In order for a person to learn a new skill from scratch such as riding a bike or playing the piano, their brain must generate a new motor controller (a policy which maps one’s goal and current state to movements) that can perform this task, a process known as de novo learning. Despite the important role that de novo learning plays in acquiring motor skills, very little is understood about this learning process as the motor learning community has largely focused on investigating how existing skills are recalibrated, a process known as adaptation. In the present project, I designed an experimental paradigm inspired by control theoretic principles which can be used to assess how people learn new skills de novo. I then used this paradigm to investigate how people learn continuous movement skills as well as how motor habits form during learning.
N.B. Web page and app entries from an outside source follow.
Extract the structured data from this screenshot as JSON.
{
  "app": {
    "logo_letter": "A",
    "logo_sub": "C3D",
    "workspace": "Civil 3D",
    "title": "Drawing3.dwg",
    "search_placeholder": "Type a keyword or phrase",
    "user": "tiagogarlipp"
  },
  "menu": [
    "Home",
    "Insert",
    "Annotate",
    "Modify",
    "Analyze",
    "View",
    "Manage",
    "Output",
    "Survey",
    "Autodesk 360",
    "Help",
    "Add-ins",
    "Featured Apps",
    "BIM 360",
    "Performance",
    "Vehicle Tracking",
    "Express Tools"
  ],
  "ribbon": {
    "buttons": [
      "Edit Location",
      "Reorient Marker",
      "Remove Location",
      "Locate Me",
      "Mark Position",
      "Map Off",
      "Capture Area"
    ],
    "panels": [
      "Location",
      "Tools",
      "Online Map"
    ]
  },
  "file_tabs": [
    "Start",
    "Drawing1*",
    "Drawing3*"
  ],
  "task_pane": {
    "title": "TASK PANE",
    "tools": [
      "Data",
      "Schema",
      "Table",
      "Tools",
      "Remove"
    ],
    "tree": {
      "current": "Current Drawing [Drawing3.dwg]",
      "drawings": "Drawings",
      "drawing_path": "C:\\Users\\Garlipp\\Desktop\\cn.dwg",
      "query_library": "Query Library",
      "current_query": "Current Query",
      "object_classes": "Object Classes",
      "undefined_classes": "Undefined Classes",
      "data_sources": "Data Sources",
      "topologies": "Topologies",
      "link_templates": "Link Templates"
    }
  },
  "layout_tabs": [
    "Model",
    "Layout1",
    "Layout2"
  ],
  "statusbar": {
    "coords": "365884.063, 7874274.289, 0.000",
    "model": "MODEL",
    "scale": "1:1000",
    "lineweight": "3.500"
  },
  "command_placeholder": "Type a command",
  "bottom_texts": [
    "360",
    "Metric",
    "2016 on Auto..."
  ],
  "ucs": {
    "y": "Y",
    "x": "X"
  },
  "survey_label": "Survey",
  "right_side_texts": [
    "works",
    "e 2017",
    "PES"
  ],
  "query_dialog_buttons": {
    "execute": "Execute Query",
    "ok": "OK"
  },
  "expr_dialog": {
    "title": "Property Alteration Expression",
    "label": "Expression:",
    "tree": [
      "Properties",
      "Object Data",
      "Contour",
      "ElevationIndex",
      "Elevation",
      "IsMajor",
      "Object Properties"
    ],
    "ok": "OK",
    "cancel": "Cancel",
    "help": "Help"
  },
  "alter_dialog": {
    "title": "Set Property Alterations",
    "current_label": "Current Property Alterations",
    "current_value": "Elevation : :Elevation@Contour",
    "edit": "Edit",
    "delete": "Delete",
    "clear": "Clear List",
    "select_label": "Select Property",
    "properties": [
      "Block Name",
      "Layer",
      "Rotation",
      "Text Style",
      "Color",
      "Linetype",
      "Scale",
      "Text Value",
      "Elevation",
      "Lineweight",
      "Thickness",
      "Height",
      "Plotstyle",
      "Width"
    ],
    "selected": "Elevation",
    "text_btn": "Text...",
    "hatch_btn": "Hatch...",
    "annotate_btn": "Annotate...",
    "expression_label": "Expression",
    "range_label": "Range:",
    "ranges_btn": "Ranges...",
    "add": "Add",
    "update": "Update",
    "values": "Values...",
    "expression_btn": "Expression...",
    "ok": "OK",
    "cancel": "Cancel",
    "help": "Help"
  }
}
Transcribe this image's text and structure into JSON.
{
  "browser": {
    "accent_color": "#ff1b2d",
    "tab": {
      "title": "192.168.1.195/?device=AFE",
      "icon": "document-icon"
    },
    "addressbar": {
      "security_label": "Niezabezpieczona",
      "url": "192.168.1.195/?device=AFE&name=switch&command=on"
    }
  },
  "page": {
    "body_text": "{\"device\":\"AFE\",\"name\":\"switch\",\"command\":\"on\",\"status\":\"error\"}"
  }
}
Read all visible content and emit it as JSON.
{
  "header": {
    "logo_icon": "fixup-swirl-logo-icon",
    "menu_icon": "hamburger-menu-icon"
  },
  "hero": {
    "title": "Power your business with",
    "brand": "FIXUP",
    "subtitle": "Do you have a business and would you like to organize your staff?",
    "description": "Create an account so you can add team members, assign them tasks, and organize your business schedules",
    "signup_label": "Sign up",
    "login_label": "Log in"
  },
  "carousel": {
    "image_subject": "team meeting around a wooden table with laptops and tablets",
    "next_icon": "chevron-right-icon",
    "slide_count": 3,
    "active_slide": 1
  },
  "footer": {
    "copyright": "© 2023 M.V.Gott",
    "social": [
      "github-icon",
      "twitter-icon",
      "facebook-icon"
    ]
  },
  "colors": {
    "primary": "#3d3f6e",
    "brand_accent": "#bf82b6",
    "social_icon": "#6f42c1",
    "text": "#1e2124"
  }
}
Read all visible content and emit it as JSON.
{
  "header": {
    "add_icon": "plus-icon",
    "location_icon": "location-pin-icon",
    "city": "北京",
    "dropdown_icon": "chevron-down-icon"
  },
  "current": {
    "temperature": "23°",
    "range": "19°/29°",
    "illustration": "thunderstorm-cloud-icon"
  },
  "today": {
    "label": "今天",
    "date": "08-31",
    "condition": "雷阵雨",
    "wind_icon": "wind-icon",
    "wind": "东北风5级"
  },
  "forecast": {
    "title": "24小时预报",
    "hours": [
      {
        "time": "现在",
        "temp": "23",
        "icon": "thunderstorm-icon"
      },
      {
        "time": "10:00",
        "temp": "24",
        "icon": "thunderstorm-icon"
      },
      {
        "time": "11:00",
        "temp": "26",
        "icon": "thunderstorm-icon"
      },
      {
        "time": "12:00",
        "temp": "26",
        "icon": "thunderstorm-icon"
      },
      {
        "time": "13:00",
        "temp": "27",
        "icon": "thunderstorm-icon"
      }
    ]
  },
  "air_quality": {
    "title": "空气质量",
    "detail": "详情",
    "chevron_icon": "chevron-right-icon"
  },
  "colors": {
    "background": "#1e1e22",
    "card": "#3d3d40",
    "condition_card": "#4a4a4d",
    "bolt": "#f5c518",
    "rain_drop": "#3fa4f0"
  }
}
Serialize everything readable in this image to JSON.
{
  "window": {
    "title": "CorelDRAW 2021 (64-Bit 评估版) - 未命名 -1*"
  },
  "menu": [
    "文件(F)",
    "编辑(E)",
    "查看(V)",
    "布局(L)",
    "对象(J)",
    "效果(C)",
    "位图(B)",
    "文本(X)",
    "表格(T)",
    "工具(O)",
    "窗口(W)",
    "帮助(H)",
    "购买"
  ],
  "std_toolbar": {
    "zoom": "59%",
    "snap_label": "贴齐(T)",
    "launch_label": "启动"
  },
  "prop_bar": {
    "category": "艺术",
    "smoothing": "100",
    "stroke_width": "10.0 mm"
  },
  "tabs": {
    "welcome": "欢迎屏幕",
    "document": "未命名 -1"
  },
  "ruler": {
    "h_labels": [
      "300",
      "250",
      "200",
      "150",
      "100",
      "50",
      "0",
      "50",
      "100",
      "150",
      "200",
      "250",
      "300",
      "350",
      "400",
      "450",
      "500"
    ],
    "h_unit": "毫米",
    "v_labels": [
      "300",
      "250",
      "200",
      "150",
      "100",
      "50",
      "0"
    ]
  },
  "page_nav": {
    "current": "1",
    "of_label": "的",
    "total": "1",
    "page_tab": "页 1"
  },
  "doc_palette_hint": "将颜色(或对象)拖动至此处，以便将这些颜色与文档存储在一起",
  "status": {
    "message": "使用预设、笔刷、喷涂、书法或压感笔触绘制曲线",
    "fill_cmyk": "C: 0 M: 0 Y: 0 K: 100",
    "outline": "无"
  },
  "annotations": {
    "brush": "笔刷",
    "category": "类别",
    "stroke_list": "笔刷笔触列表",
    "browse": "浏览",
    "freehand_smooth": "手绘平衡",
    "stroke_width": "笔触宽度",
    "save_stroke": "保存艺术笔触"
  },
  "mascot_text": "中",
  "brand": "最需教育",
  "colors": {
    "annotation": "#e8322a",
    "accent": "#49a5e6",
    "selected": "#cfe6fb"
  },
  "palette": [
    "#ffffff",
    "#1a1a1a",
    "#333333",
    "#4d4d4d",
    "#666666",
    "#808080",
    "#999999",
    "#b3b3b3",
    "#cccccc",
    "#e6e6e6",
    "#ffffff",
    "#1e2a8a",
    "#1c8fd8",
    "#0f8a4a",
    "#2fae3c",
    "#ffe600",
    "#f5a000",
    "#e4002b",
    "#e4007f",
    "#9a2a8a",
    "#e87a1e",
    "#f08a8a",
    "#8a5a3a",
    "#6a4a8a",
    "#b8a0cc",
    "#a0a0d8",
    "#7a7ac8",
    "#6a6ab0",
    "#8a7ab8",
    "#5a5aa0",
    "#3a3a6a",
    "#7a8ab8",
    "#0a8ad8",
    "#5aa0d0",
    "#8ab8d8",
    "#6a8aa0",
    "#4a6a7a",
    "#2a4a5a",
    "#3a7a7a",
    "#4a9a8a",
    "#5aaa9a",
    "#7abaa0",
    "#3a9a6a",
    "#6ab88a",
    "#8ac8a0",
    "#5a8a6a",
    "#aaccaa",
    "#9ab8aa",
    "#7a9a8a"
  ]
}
Yang, Christopher S., "Investigating the computations underlying complex motor skill learning" (2021). Link Foundation Modeling, Simulation and Training Fellowship Reports. 42.
Link Foundation Fellowship for the years 2019-2021